Dear SnowdropExplodes, thank you for the comment and welcome to my blog. And don't forget the rain.

Dear Ollie, I didn't think England would win the last test is nice to be shown you are wrong sometimes.

Dear Paul, I kind of got it, it was you above..computers do the strangest things.

Dear Wystan E, I know your parallel was a more subtle one because there are not much similarities between Cricket and American Rugby Football, which you, for some odd reason, call Football, just to confuse it with proper Football, which you call Soccer. The closest you have to Cricket is American Cricket or Baseball.

Dear Ollie, I watched something of the sort on telly. They played for three seconds then walked around for two minutes, then played another five seconds and so on. Maybe that is a bit similar to Cricket.



Manorlord said...

Thanks, Ollie, for your comments. But please call me Wystan -- the Manor I once lorded over has been deconstructed by Yahoo 360, and I am but a lonely homeless blogger...

Yes, Dear J, rugby and US football are cousins, as are cricket and baseball. Baseball found an international following (South America and Asia) that USF lacks. USF is a game of great finesse and utter brutality - moments of great beauty flavored with mayhem, punctuated by intervals of ennui.

A rugby-playing friend of mine once put it this way:

"Rugby is a barbarians' game played by gentlemen. (US) Football is a gentleman's game played by barbarians."

As for cricket, as far as I can tell, the improbable jargon was invented just for the alliteration -- sticky wicket, what?

Steee-eerike three! Yerrr...OUT!



Mina said...

Well crikey! You can have the Ashes, for now anyway. We will be back to snatch them from you once again in the not too distant future or at least have fun trying.

Ponting got 8! Oh dear, if the Captain can't make a good go of it there's no hope for the rest.

Okay so I admit to not watching a jot of it. Too busy screaming at the All Blacks to win the Bledisloe Cup from the Wallabies, which they did. ;-)) But they may not win the Tri-nations since the Springbok haven't lost a game yet. But it ain't over till it's over.

As to football, every good Australian knows that term refers to Australian Rules Football (fondly called footy) unless you are a New South Welshman in which case football is actually rugby league. Now if you are in New Zealand, then football becomes rugby union. Which is probably quite apt when they play a kicking game instead of actually running with the ball!

As to those odd Americans, I enjoy baseball and that may well be a good enough reason to visit her shores in the future.

Thanks Janice for updating us and I know you will think it spiffing that the Brits have the Ashes back home.


Janice said...

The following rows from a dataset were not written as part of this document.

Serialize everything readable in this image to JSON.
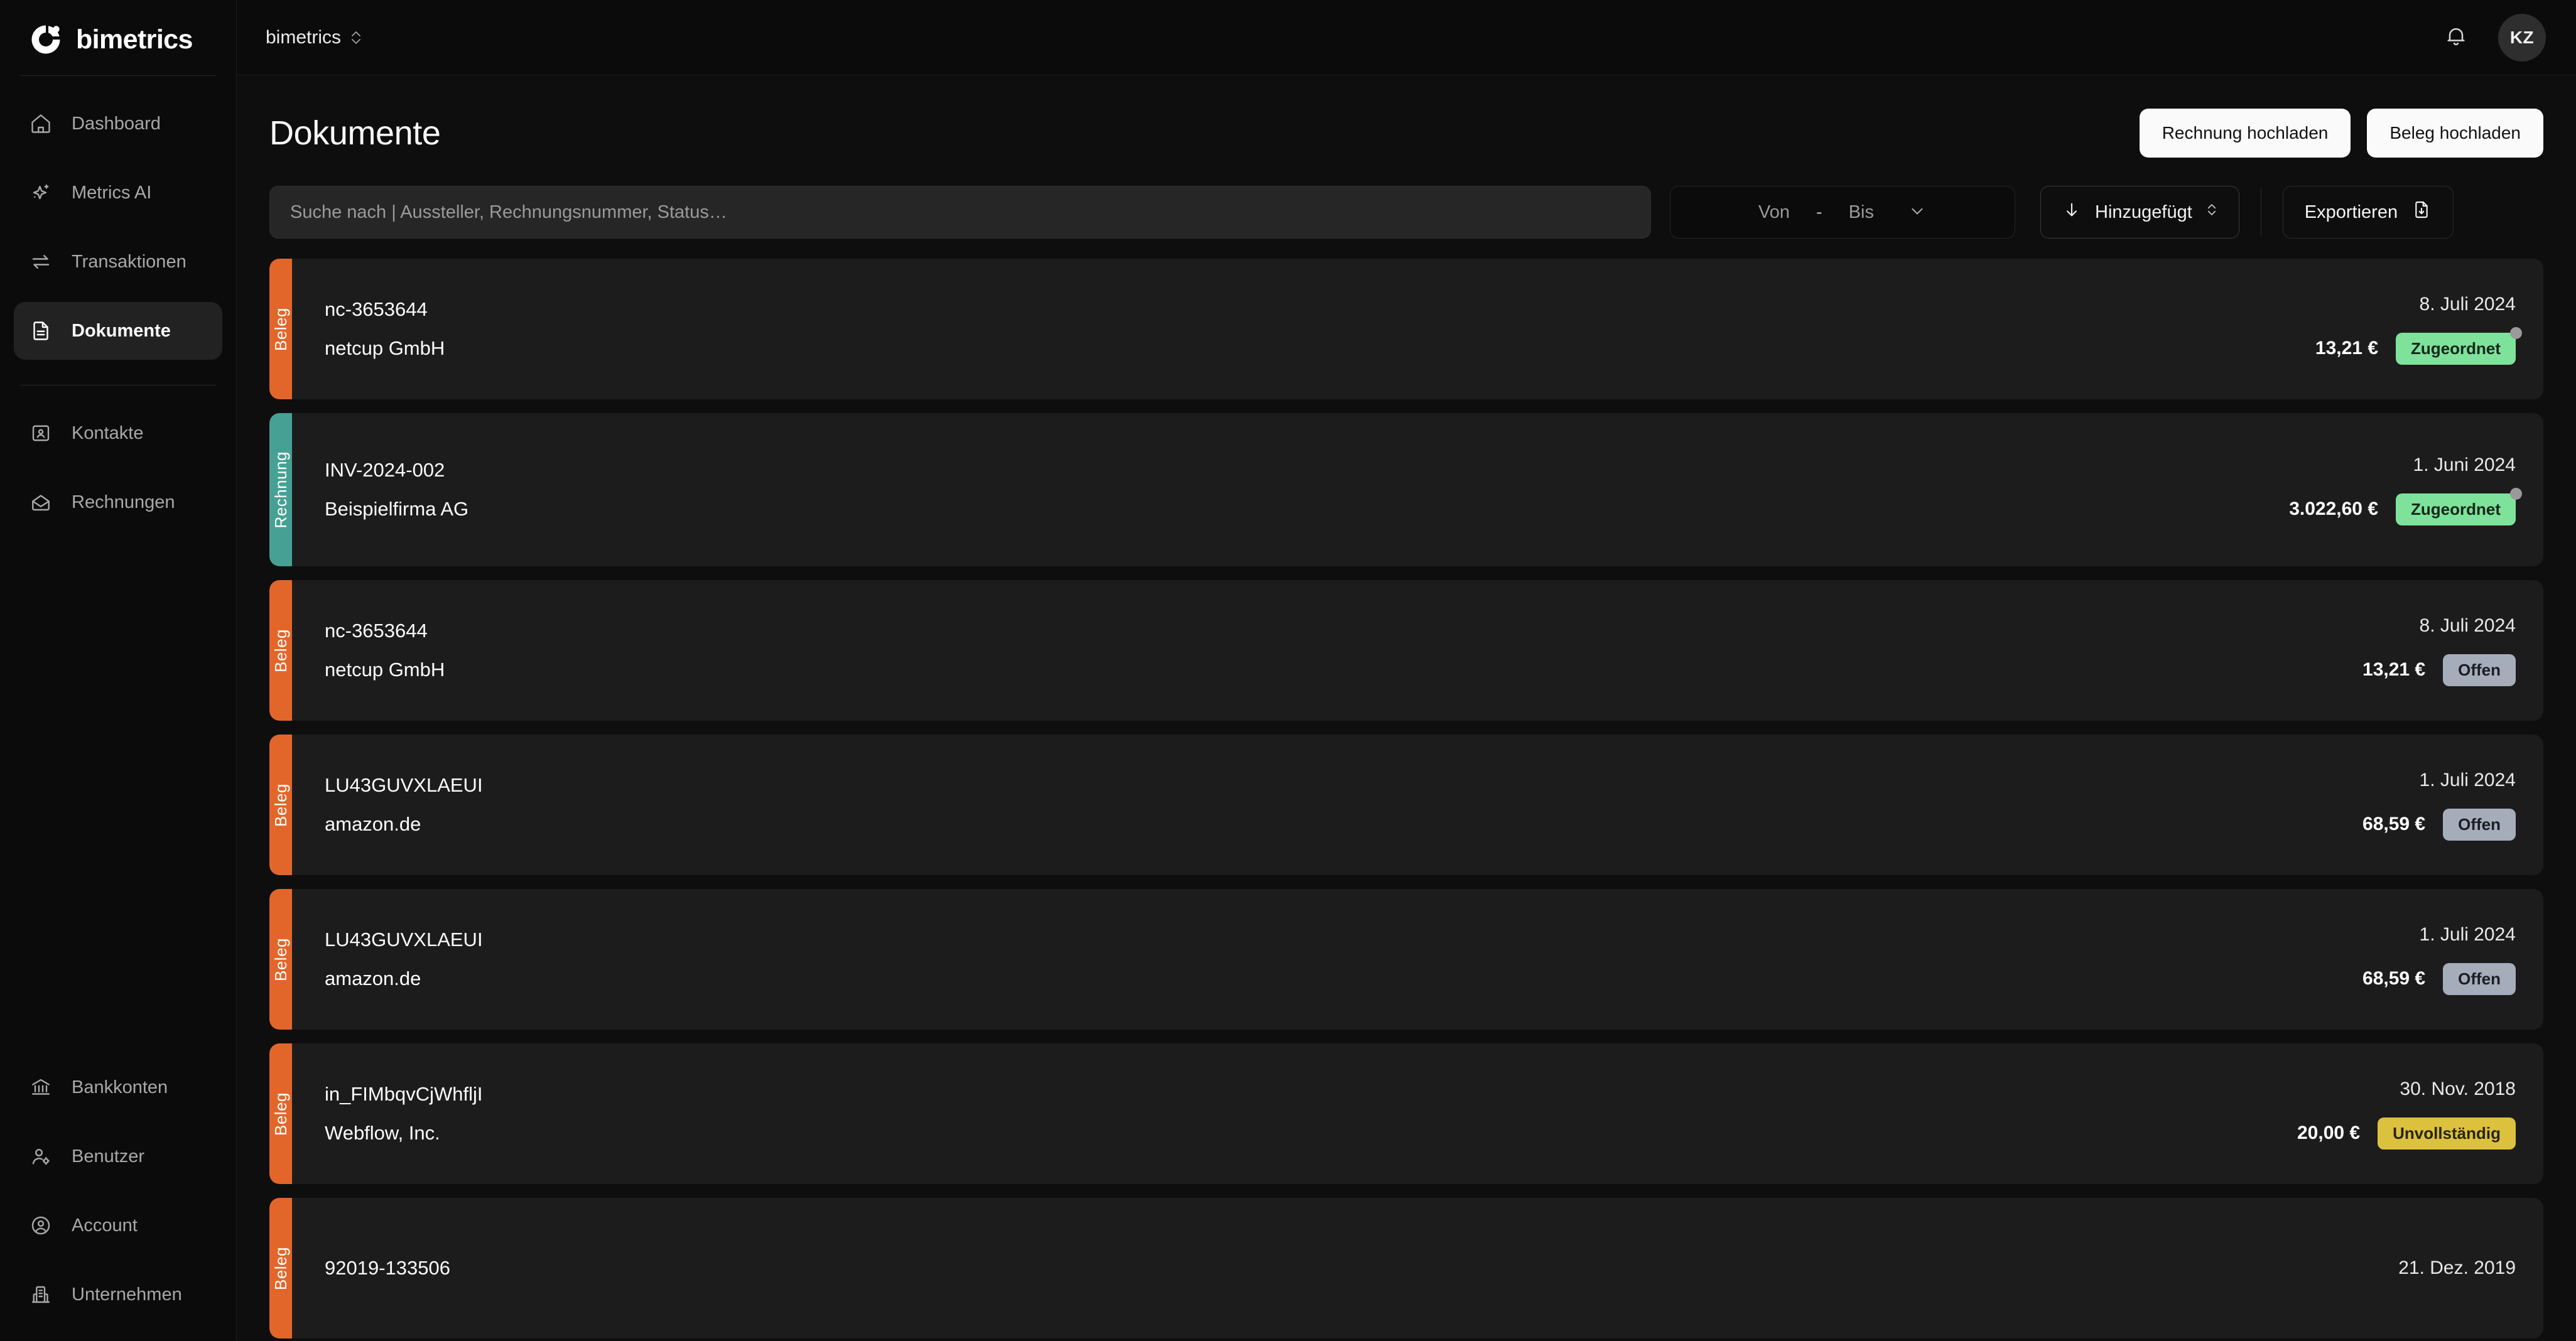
{
  "brand": {
    "name": "bimetrics",
    "logo_icon": "bimetrics-ring-logo"
  },
  "sidebar": {
    "primary_items": [
      {
        "label": "Dashboard",
        "icon": "home-icon",
        "active": false
      },
      {
        "label": "Metrics AI",
        "icon": "sparkles-icon",
        "active": false
      },
      {
        "label": "Transaktionen",
        "icon": "transfer-icon",
        "active": false
      },
      {
        "label": "Dokumente",
        "icon": "document-icon",
        "active": true
      }
    ],
    "secondary_items": [
      {
        "label": "Kontakte",
        "icon": "contact-card-icon",
        "active": false
      },
      {
        "label": "Rechnungen",
        "icon": "envelope-icon",
        "active": false
      }
    ],
    "bottom_items": [
      {
        "label": "Bankkonten",
        "icon": "bank-icon",
        "active": false
      },
      {
        "label": "Benutzer",
        "icon": "user-gear-icon",
        "active": false
      },
      {
        "label": "Account",
        "icon": "user-circle-icon",
        "active": false
      },
      {
        "label": "Unternehmen",
        "icon": "building-icon",
        "active": false
      }
    ]
  },
  "topbar": {
    "workspace": "bimetrics",
    "workspace_chevron_icon": "chevron-up-down-icon",
    "notifications_icon": "bell-icon",
    "avatar_initials": "KZ"
  },
  "page": {
    "title": "Dokumente",
    "actions": [
      {
        "label": "Rechnung hochladen",
        "name": "upload-invoice-button"
      },
      {
        "label": "Beleg hochladen",
        "name": "upload-receipt-button"
      }
    ]
  },
  "filters": {
    "search_placeholder": "Suche nach | Aussteller, Rechnungsnummer, Status…",
    "search_value": "",
    "date_from_label": "Von",
    "date_dash": "-",
    "date_to_label": "Bis",
    "date_chevron_icon": "chevron-down-icon",
    "sort_label": "Hinzugefügt",
    "sort_direction_icon": "arrow-down-icon",
    "sort_chevron_icon": "chevron-up-down-icon",
    "export_label": "Exportieren",
    "export_icon": "document-download-icon"
  },
  "colors": {
    "type_beleg": "#e2662a",
    "type_rechnung": "#46a194",
    "status_zugeordnet": "#7ee29a",
    "status_offen": "#a5adbb",
    "status_unvollstaendig": "#dcc13f",
    "page_background": "#0e0e0e",
    "row_background": "#1c1c1c",
    "sidebar_background": "#0b0b0b"
  },
  "documents": [
    {
      "type": "Beleg",
      "type_class": "type-beleg",
      "number": "nc-3653644",
      "issuer": "netcup GmbH",
      "date": "8. Juli 2024",
      "amount": "13,21 €",
      "status": "Zugeordnet",
      "status_class": "b-green",
      "has_dot": true,
      "tall": false
    },
    {
      "type": "Rechnung",
      "type_class": "type-rechnung",
      "number": "INV-2024-002",
      "issuer": "Beispielfirma AG",
      "date": "1. Juni 2024",
      "amount": "3.022,60 €",
      "status": "Zugeordnet",
      "status_class": "b-green",
      "has_dot": true,
      "tall": true
    },
    {
      "type": "Beleg",
      "type_class": "type-beleg",
      "number": "nc-3653644",
      "issuer": "netcup GmbH",
      "date": "8. Juli 2024",
      "amount": "13,21 €",
      "status": "Offen",
      "status_class": "b-gray",
      "has_dot": false,
      "tall": false
    },
    {
      "type": "Beleg",
      "type_class": "type-beleg",
      "number": "LU43GUVXLAEUI",
      "issuer": "amazon.de",
      "date": "1. Juli 2024",
      "amount": "68,59 €",
      "status": "Offen",
      "status_class": "b-gray",
      "has_dot": false,
      "tall": false
    },
    {
      "type": "Beleg",
      "type_class": "type-beleg",
      "number": "LU43GUVXLAEUI",
      "issuer": "amazon.de",
      "date": "1. Juli 2024",
      "amount": "68,59 €",
      "status": "Offen",
      "status_class": "b-gray",
      "has_dot": false,
      "tall": false
    },
    {
      "type": "Beleg",
      "type_class": "type-beleg",
      "number": "in_FIMbqvCjWhfljI",
      "issuer": "Webflow, Inc.",
      "date": "30. Nov. 2018",
      "amount": "20,00 €",
      "status": "Unvollständig",
      "status_class": "b-yellow",
      "has_dot": false,
      "tall": false
    },
    {
      "type": "Beleg",
      "type_class": "type-beleg",
      "number": "92019-133506",
      "issuer": "",
      "date": "21. Dez. 2019",
      "amount": "",
      "status": "",
      "status_class": "b-yellow",
      "has_dot": false,
      "tall": false
    }
  ]
}
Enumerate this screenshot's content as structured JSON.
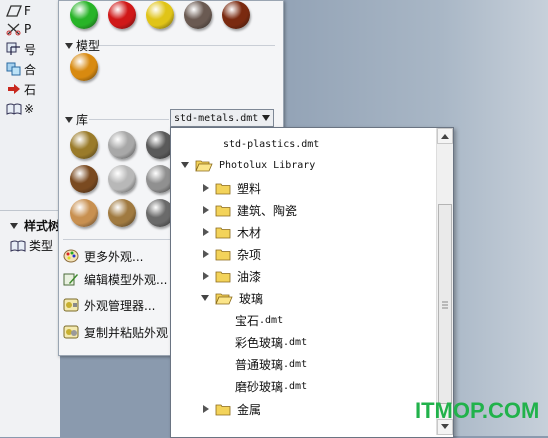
{
  "sidebar": {
    "items": [
      {
        "label": "F",
        "icon": "parallelogram-icon"
      },
      {
        "label": "P",
        "icon": "scissors-icon"
      },
      {
        "label": "号",
        "icon": "axis-icon"
      },
      {
        "label": "合",
        "icon": "merge-icon"
      },
      {
        "label": "石",
        "icon": "red-arrow-icon"
      },
      {
        "label": "※",
        "icon": "book-icon"
      }
    ],
    "style_panel": {
      "title": "样式树",
      "item_label": "类型"
    }
  },
  "flyout": {
    "top_swatches": [
      "#28b428",
      "#d01818",
      "#e0c418",
      "#6a5a52",
      "#7a2a10"
    ],
    "model_section": {
      "title": "模型",
      "swatches": [
        "#d88a10"
      ]
    },
    "library_section": {
      "title": "库",
      "selected_library": "std-metals.dmt",
      "swatches": [
        "#9a7b2a",
        "#a8a8a8",
        "#5a5a5a",
        "#7a4a20",
        "#b8b8b8",
        "#909090",
        "#c89050",
        "#a07a40",
        "#6a6a6a"
      ]
    },
    "menu_items": [
      {
        "label": "更多外观...",
        "icon": "palette-icon"
      },
      {
        "label": "编辑模型外观...",
        "icon": "edit-appearance-icon"
      },
      {
        "label": "外观管理器...",
        "icon": "appearance-manager-icon"
      },
      {
        "label": "复制并粘贴外观",
        "icon": "copy-paste-appearance-icon"
      }
    ]
  },
  "dropdown": {
    "items": [
      {
        "label": "std-plastics.dmt",
        "type": "file",
        "level": 0
      },
      {
        "label": "Photolux Library",
        "type": "folder-open",
        "level": 0
      },
      {
        "label": "塑料",
        "type": "folder",
        "level": 1
      },
      {
        "label": "建筑、陶瓷",
        "type": "folder",
        "level": 1
      },
      {
        "label": "木材",
        "type": "folder",
        "level": 1
      },
      {
        "label": "杂项",
        "type": "folder",
        "level": 1
      },
      {
        "label": "油漆",
        "type": "folder",
        "level": 1
      },
      {
        "label": "玻璃",
        "type": "folder-open",
        "level": 1
      },
      {
        "label_main": "宝石",
        "label_ext": ".dmt",
        "type": "file",
        "level": 2
      },
      {
        "label_main": "彩色玻璃",
        "label_ext": ".dmt",
        "type": "file",
        "level": 2
      },
      {
        "label_main": "普通玻璃",
        "label_ext": ".dmt",
        "type": "file",
        "level": 2
      },
      {
        "label_main": "磨砂玻璃",
        "label_ext": ".dmt",
        "type": "file",
        "level": 2
      },
      {
        "label": "金属",
        "type": "folder",
        "level": 1
      }
    ]
  },
  "watermark": "ITMOP.COM",
  "colors": {
    "folder_yellow": "#f3d35a",
    "watermark_green": "#21b24b"
  }
}
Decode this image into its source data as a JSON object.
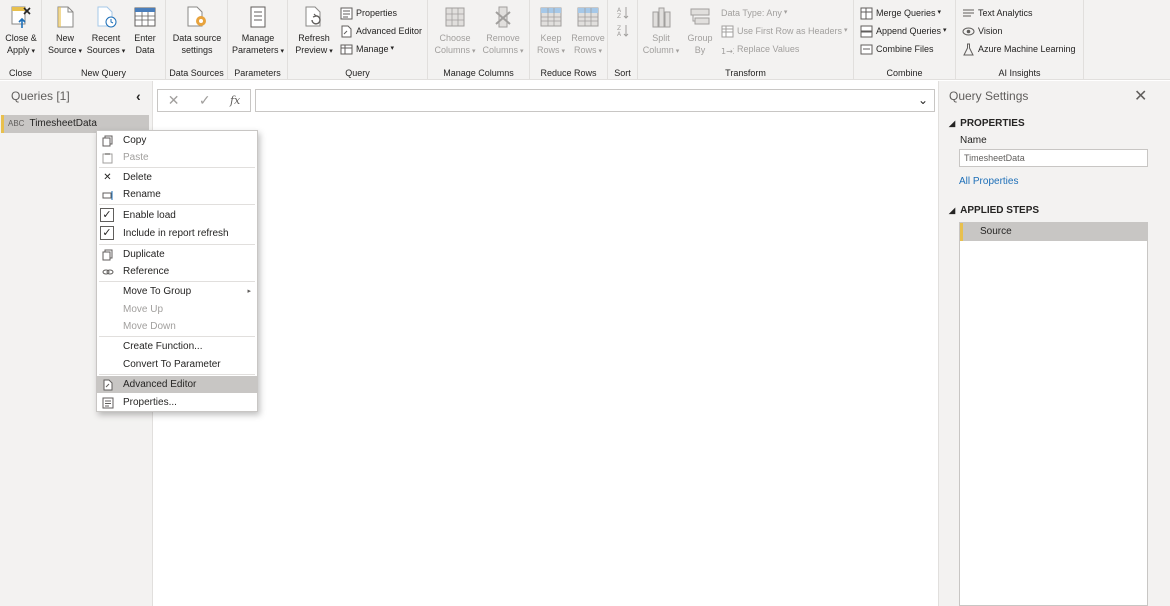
{
  "ribbon": {
    "close": {
      "close_apply": "Close &",
      "close_apply2": "Apply",
      "label": "Close"
    },
    "new_query": {
      "new_source": "New",
      "new_source2": "Source",
      "recent_sources": "Recent",
      "recent_sources2": "Sources",
      "enter_data": "Enter",
      "enter_data2": "Data",
      "label": "New Query"
    },
    "data_sources": {
      "settings": "Data source",
      "settings2": "settings",
      "label": "Data Sources"
    },
    "parameters": {
      "manage": "Manage",
      "manage2": "Parameters",
      "label": "Parameters"
    },
    "query": {
      "refresh": "Refresh",
      "refresh2": "Preview",
      "properties": "Properties",
      "advanced_editor": "Advanced Editor",
      "manage": "Manage",
      "label": "Query"
    },
    "manage_columns": {
      "choose": "Choose",
      "choose2": "Columns",
      "remove": "Remove",
      "remove2": "Columns",
      "label": "Manage Columns"
    },
    "reduce_rows": {
      "keep": "Keep",
      "keep2": "Rows",
      "remove": "Remove",
      "remove2": "Rows",
      "label": "Reduce Rows"
    },
    "sort": {
      "label": "Sort"
    },
    "transform": {
      "split": "Split",
      "split2": "Column",
      "group": "Group",
      "group2": "By",
      "data_type": "Data Type: Any",
      "first_row": "Use First Row as Headers",
      "replace": "Replace Values",
      "label": "Transform"
    },
    "combine": {
      "merge": "Merge Queries",
      "append": "Append Queries",
      "combine_files": "Combine Files",
      "label": "Combine"
    },
    "ai": {
      "text": "Text Analytics",
      "vision": "Vision",
      "azure_ml": "Azure Machine Learning",
      "label": "AI Insights"
    }
  },
  "queries_pane": {
    "title": "Queries [1]",
    "items": [
      {
        "name": "TimesheetData",
        "type_icon": "ABC"
      }
    ]
  },
  "context_menu": {
    "copy": "Copy",
    "paste": "Paste",
    "delete": "Delete",
    "rename": "Rename",
    "enable_load": "Enable load",
    "include_refresh": "Include in report refresh",
    "duplicate": "Duplicate",
    "reference": "Reference",
    "move_to_group": "Move To Group",
    "move_up": "Move Up",
    "move_down": "Move Down",
    "create_function": "Create Function...",
    "convert_param": "Convert To Parameter",
    "advanced_editor": "Advanced Editor",
    "properties": "Properties..."
  },
  "query_settings": {
    "title": "Query Settings",
    "properties_head": "PROPERTIES",
    "name_label": "Name",
    "name_value": "TimesheetData",
    "all_properties": "All Properties",
    "steps_head": "APPLIED STEPS",
    "steps": [
      {
        "name": "Source"
      }
    ]
  },
  "colors": {
    "accent": "#e8c04e",
    "selection": "#c8c6c4",
    "link": "#1d6fb8"
  }
}
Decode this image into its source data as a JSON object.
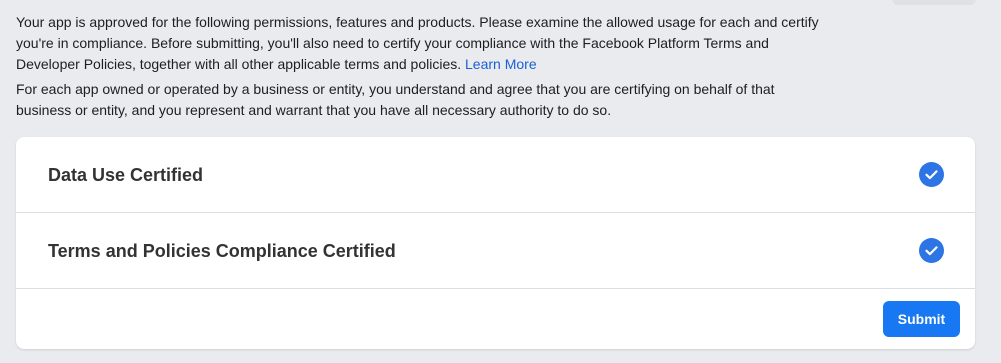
{
  "intro": {
    "paragraph1": "Your app is approved for the following permissions, features and products. Please examine the allowed usage for each and certify you're in compliance. Before submitting, you'll also need to certify your compliance with the Facebook Platform Terms and Developer Policies, together with all other applicable terms and policies.",
    "learn_more_label": "Learn More",
    "paragraph2": "For each app owned or operated by a business or entity, you understand and agree that you are certifying on behalf of that business or entity, and you represent and warrant that you have all necessary authority to do so."
  },
  "certifications": [
    {
      "label": "Data Use Certified",
      "status_icon": "check-circle-icon",
      "checked": true
    },
    {
      "label": "Terms and Policies Compliance Certified",
      "status_icon": "check-circle-icon",
      "checked": true
    }
  ],
  "footer": {
    "submit_label": "Submit"
  },
  "colors": {
    "page_background": "#e9ebee",
    "card_background": "#ffffff",
    "link": "#1b5fd6",
    "check": "#2d74e4",
    "primary_button": "#1877f2"
  }
}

Dear Wystan E, thank you for your brilliant comment on Rugby Football and American Dito. I will, however, contest your statement about 'improbable jargon'. Do you, by the way, know what a sticky wicket is?

Dear Mina, it is true that the All Blacks are good at Rugby Union. It is a pleasure to watch them play, something about the speed and elegance in the attack...ah.



sixofthebest said...

Janice, talking about Cricket. In my days, the 'olden days' they fancied cricketer's like Denis and Leslie Compton. Or Don Bradman, "How's that", for an answer. As he knocked the stumps off, with the ball. Here is another fascinating titbit. For the past 60 years, I've admired being a fan of 'Arse'nal the English football team, even before I became a 'spanking enthusiast'.